SINGAPORE - Corruption of foreign public officials is an aggravating factor in sentencing, and offenders who offer bribes to people working for a foreign government should expect to face jail time as a starting point.
A High Court judge said this on Friday (Sept 6) as she increased the jail term, from 33 months to 40 months, imposed on Sharon Rachael Gursharan Kaur, the Singaporean woman involved in the largest bribery and fraud conspiracy in the history of the United States Navy.
Kaur is out on bail of $70,000 after her lawyer indicated that she may want to refer the case to the Court of Appeal, to make a definitive ruling on the legal issues.
A lead contract specialist employed by the US Navy, Kaur received more than $130,000 in cash and luxury vacations for leaking confidential information to defence contractor Leonard Glenn Francis, a Malaysian known as "Fat Leonard".
Over a decade, Francis bribed US Navy personnel with millions in cash, sex with prostitutes and lavish hotel stays so that they would feed him inside information.

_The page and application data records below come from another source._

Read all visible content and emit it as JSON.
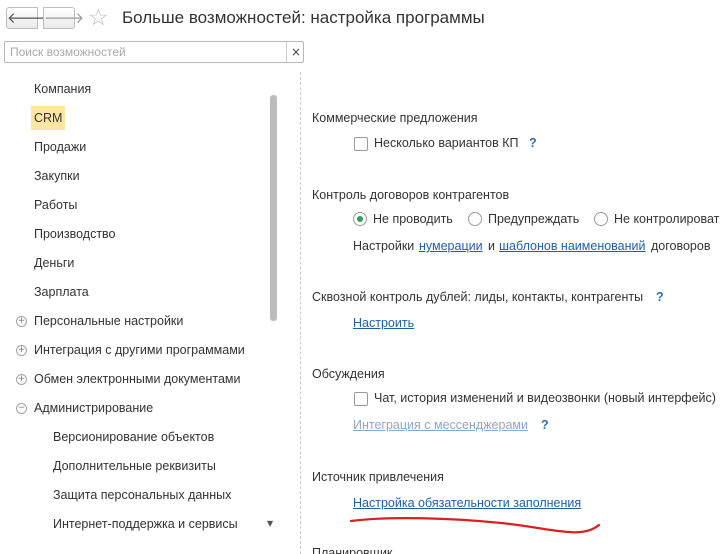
{
  "window": {
    "title": "Больше возможностей: настройка программы",
    "back_glyph": "🡐",
    "forward_glyph": "🡒",
    "star_glyph": "☆"
  },
  "search": {
    "placeholder": "Поиск возможностей",
    "value": "",
    "clear_glyph": "×"
  },
  "sidebar": {
    "items": [
      {
        "label": "Компания"
      },
      {
        "label": "CRM"
      },
      {
        "label": "Продажи"
      },
      {
        "label": "Закупки"
      },
      {
        "label": "Работы"
      },
      {
        "label": "Производство"
      },
      {
        "label": "Деньги"
      },
      {
        "label": "Зарплата"
      },
      {
        "label": "Персональные настройки"
      },
      {
        "label": "Интеграция с другими программами"
      },
      {
        "label": "Обмен электронными документами"
      },
      {
        "label": "Администрирование"
      },
      {
        "label": "Версионирование объектов"
      },
      {
        "label": "Дополнительные реквизиты"
      },
      {
        "label": "Защита персональных данных"
      },
      {
        "label": "Интернет-поддержка и сервисы"
      }
    ],
    "expand_glyph": "+",
    "collapse_glyph": "−",
    "scroll_down_glyph": "▼",
    "active_color": "#fce6a1"
  },
  "content": {
    "top_cut_text": "' ' ' ' '",
    "commercial": {
      "heading": "Коммерческие предложения",
      "checkbox_label": "Несколько вариантов КП",
      "help": "?"
    },
    "contracts": {
      "heading": "Контроль договоров контрагентов",
      "options": [
        "Не проводить",
        "Предупреждать",
        "Не контролировать"
      ],
      "selected": "Не проводить",
      "settings_prefix": "Настройки",
      "link_numbering": "нумерации",
      "and_text": "и",
      "link_templates": "шаблонов наименований",
      "settings_suffix": "договоров"
    },
    "duplicates": {
      "heading": "Сквозной контроль дублей: лиды, контакты, контрагенты",
      "help": "?",
      "link": "Настроить"
    },
    "discussions": {
      "heading": "Обсуждения",
      "checkbox_label": "Чат, история изменений и видеозвонки (новый интерфейс)",
      "link": "Интеграция с мессенджерами",
      "help": "?"
    },
    "source": {
      "heading": "Источник привлечения",
      "link": "Настройка обязательности заполнения"
    },
    "bottom_cut": "Планировщик"
  },
  "colors": {
    "link": "#1f5fa8",
    "help": "#2b6fb5",
    "radio_selected": "#2e9e58",
    "annotation": "#d92020"
  }
}
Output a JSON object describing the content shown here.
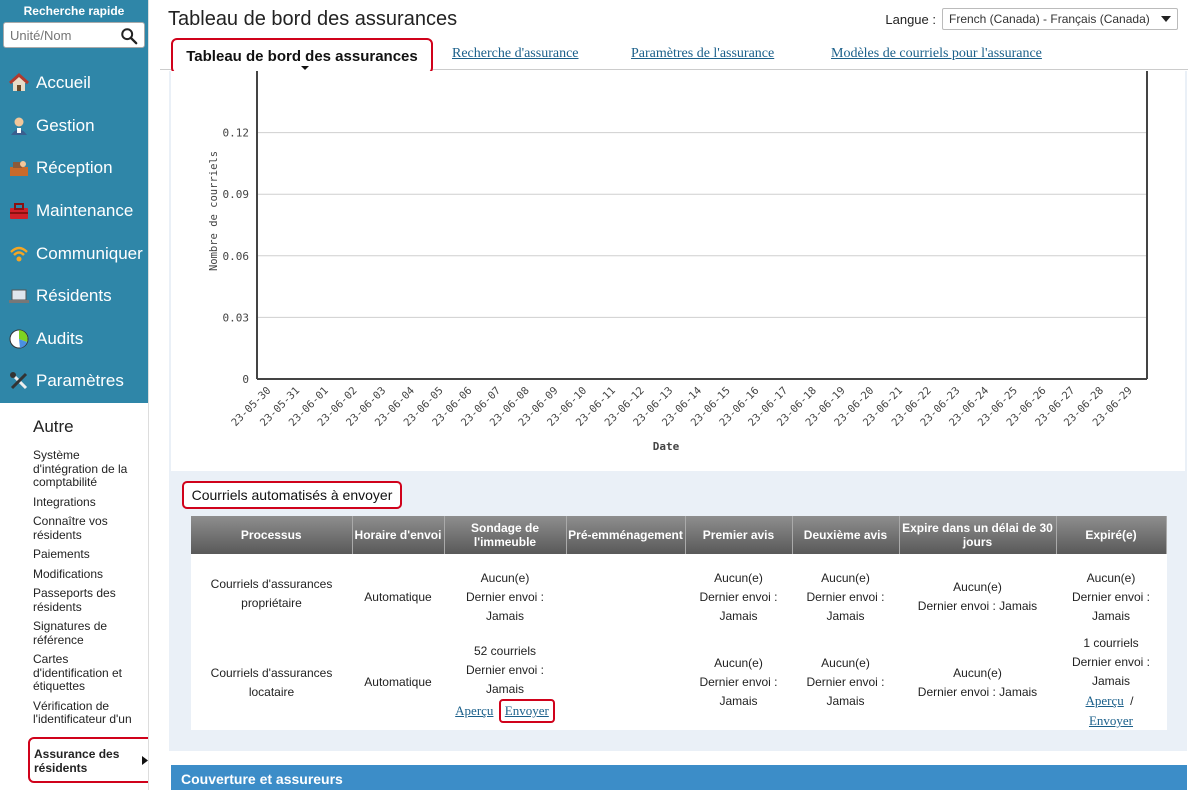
{
  "sidebar": {
    "quick_search_title": "Recherche rapide",
    "quick_search_placeholder": "Unité/Nom",
    "nav": [
      {
        "label": "Accueil",
        "icon": "home-icon"
      },
      {
        "label": "Gestion",
        "icon": "user-icon"
      },
      {
        "label": "Réception",
        "icon": "reception-icon"
      },
      {
        "label": "Maintenance",
        "icon": "toolbox-icon"
      },
      {
        "label": "Communiquer",
        "icon": "wifi-icon"
      },
      {
        "label": "Résidents",
        "icon": "laptop-icon"
      },
      {
        "label": "Audits",
        "icon": "pie-chart-icon"
      },
      {
        "label": "Paramètres",
        "icon": "tools-icon"
      }
    ],
    "other_title": "Autre",
    "other_items": [
      "Système d'intégration de la comptabilité",
      "Integrations",
      "Connaître vos résidents",
      "Paiements",
      "Modifications",
      "Passeports des résidents",
      "Signatures de référence",
      "Cartes d'identification et étiquettes",
      "Vérification de l'identificateur d'un résident",
      "Assurance des résidents"
    ]
  },
  "header": {
    "title": "Tableau de bord des assurances",
    "lang_label": "Langue :",
    "lang_value": "French (Canada) - Français (Canada)"
  },
  "tabs": [
    "Tableau de bord des assurances",
    "Recherche d'assurance",
    "Paramètres de l'assurance",
    "Modèles de courriels pour l'assurance"
  ],
  "chart_data": {
    "type": "line",
    "title": "",
    "xlabel": "Date",
    "ylabel": "Nombre de courriels",
    "ylim": [
      0,
      0.15
    ],
    "yticks": [
      0,
      0.03,
      0.06,
      0.09,
      0.12
    ],
    "grid": true,
    "x": [
      "23-05-30",
      "23-05-31",
      "23-06-01",
      "23-06-02",
      "23-06-03",
      "23-06-04",
      "23-06-05",
      "23-06-06",
      "23-06-07",
      "23-06-08",
      "23-06-09",
      "23-06-10",
      "23-06-11",
      "23-06-12",
      "23-06-13",
      "23-06-14",
      "23-06-15",
      "23-06-16",
      "23-06-17",
      "23-06-18",
      "23-06-19",
      "23-06-20",
      "23-06-21",
      "23-06-22",
      "23-06-23",
      "23-06-24",
      "23-06-25",
      "23-06-26",
      "23-06-27",
      "23-06-28",
      "23-06-29"
    ],
    "series": []
  },
  "emails_section": {
    "title": "Courriels automatisés à envoyer",
    "headers": [
      "Processus",
      "Horaire d'envoi",
      "Sondage de l'immeuble",
      "Pré-emménagement",
      "Premier avis",
      "Deuxième avis",
      "Expire dans un délai de 30 jours",
      "Expiré(e)"
    ],
    "rows": [
      {
        "process": "Courriels d'assurances propriétaire",
        "schedule": "Automatique",
        "survey": "Aucun(e)\nDernier envoi :\nJamais",
        "pre_move": "",
        "first": "Aucun(e)\nDernier envoi :\nJamais",
        "second": "Aucun(e)\nDernier envoi :\nJamais",
        "expire30": "Aucun(e)\nDernier envoi : Jamais",
        "expired": "Aucun(e)\nDernier envoi :\nJamais"
      },
      {
        "process": "Courriels d'assurances locataire",
        "schedule": "Automatique",
        "survey": "52 courriels\nDernier envoi :\nJamais",
        "survey_preview": "Aperçu",
        "survey_send": "Envoyer",
        "pre_move": "",
        "first": "Aucun(e)\nDernier envoi :\nJamais",
        "second": "Aucun(e)\nDernier envoi :\nJamais",
        "expire30": "Aucun(e)\nDernier envoi : Jamais",
        "expired": "1 courriels\nDernier envoi :\nJamais",
        "expired_preview": "Aperçu",
        "expired_sep": "/",
        "expired_send": "Envoyer"
      }
    ]
  },
  "coverage": {
    "title": "Couverture et assureurs"
  },
  "colors": {
    "sidebar": "#2f86a8",
    "highlight": "#d0021b",
    "link": "#1a5f8a",
    "content_bg": "#eaf0f7",
    "bar": "#3c8dc8"
  }
}
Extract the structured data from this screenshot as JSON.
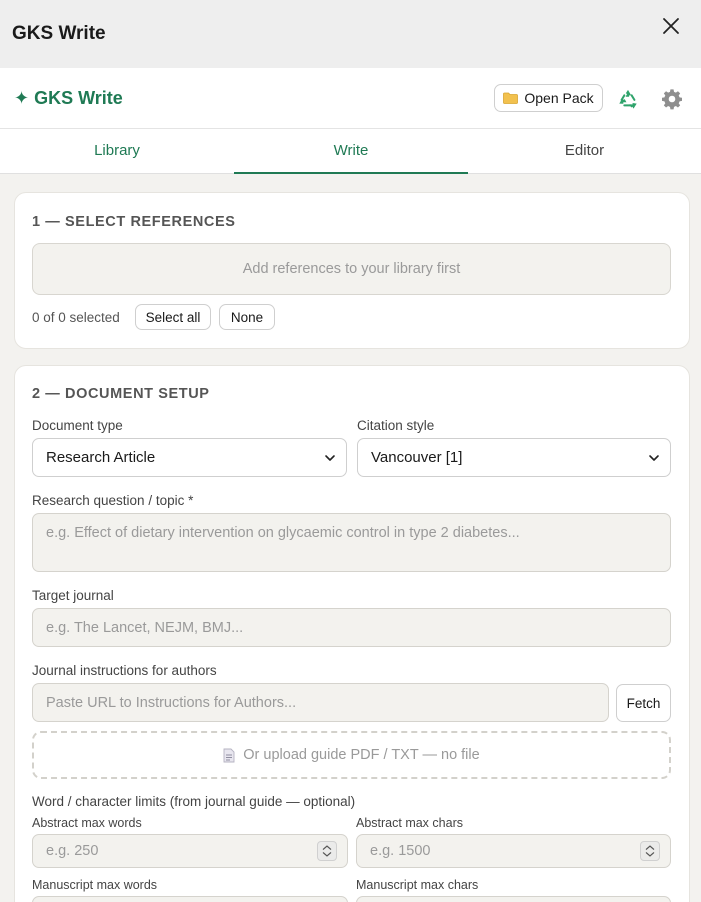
{
  "titlebar": {
    "title": "GKS Write"
  },
  "header": {
    "brand": "GKS Write",
    "open_pack_label": "Open Pack"
  },
  "tabs": [
    {
      "label": "Library"
    },
    {
      "label": "Write"
    },
    {
      "label": "Editor"
    }
  ],
  "section1": {
    "title": "1 — SELECT REFERENCES",
    "empty_text": "Add references to your library first",
    "selected_count": "0 of 0 selected",
    "select_all_label": "Select all",
    "none_label": "None"
  },
  "section2": {
    "title": "2 — DOCUMENT SETUP",
    "document_type_label": "Document type",
    "document_type_value": "Research Article",
    "citation_style_label": "Citation style",
    "citation_style_value": "Vancouver [1]",
    "research_question_label": "Research question / topic *",
    "research_question_placeholder": "e.g. Effect of dietary intervention on glycaemic control in type 2 diabetes...",
    "target_journal_label": "Target journal",
    "target_journal_placeholder": "e.g. The Lancet, NEJM, BMJ...",
    "journal_instructions_label": "Journal instructions for authors",
    "journal_instructions_placeholder": "Paste URL to Instructions for Authors...",
    "fetch_label": "Fetch",
    "upload_text": "Or upload guide PDF / TXT — no file",
    "limits_label": "Word / character limits (from journal guide — optional)",
    "abstract_words_label": "Abstract max words",
    "abstract_words_placeholder": "e.g. 250",
    "abstract_chars_label": "Abstract max chars",
    "abstract_chars_placeholder": "e.g. 1500",
    "manuscript_words_label": "Manuscript max words",
    "manuscript_chars_label": "Manuscript max chars"
  },
  "colors": {
    "accent": "#1f7a54",
    "background": "#f3f2ef",
    "field_bg": "#f3f2ee"
  },
  "icons": {
    "close": "close-icon",
    "folder": "folder-icon",
    "recycle": "recycle-icon",
    "gear": "gear-icon",
    "document": "document-icon"
  }
}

This enabled his company, Singapore-incorporated Glenn Defense Marine Asia (GDMA), to secure lucrative contracts and overcharge for goods and services, defrauding the US Navy of about US$35 million (S$48 million).
Investigations into the scandal resulted in the conviction of several senior US Navy officers, including a Rear-Admiral. Francis pleaded guilty in the US in 2015 and is awaiting sentencing.
On the part of Kaur, who was based in Singapore, the inside information she leaked was linked to 16 US Navy contracts. Of these, GDMA bid for 14, and was awarded 11 contracts worth a total of about US$48 million.
Last year, she was sentenced to 33 months' jail by a district court after she pleaded guilty to three corruption charges and one charge of using the benefits of her criminal conduct to acquire property.
In February, Deputy Public Prosecutor Jiang Ke-Yue appealed for a longer jail term.
The appeal arguments centred on whether a sentencing principle, known as the "public service rationale", should extend to a corruption case where the recipient or intended recipient of a bribe is a foreign public official.
The rationale is that cases of corruption are aggravated when they jeopardise the integrity of public service, and the sentencing outcome for public sector corruption is typically a custodial term.
In her written judgment, Justice Hoo Sheau Peng said the corruption of foreign public officials should be recognised as an aggravating factor, but one that is distinct from the public service rationale.
The judge said such cases threaten Singapore's international reputation for incorruptibility and run contrary to Singapore's obligations and efforts to combat transnational corruption.
Kaur's lawyer Suresh Damodara argued that she was merely a civilian employee of the US Navy, and thus not a public official, public officer or a public servant.
But Justice Hoo said Kaur's case fell within this category of aggravated cases.
The judge noted that the definition of "foreign public official" within the United Nations Convention Against Corruption includes a person exercising a public function for a foreign country.
She added: "The nub of the foreign public sector corruption should be the involvement of a person in the employment of a foreign government. It does not matter if the person is a civilian employee as opposed to one in the uniformed service."
Justice Hoo said Kaur's original sentence was manifestly inadequate, considering the aggravating feature. She also noted that Kaur had actively solicited bribes from Francis on two occasions.
The judgment also dealt with the case of Michael Tan Kok Ming, the owner of an oil trading company who gave $10,000 to an intermediary for officers of the Malaysian Maritime Enforcement Agency to detain a competitor's vessel.
Tan's sentence of four months' jail was not disturbed.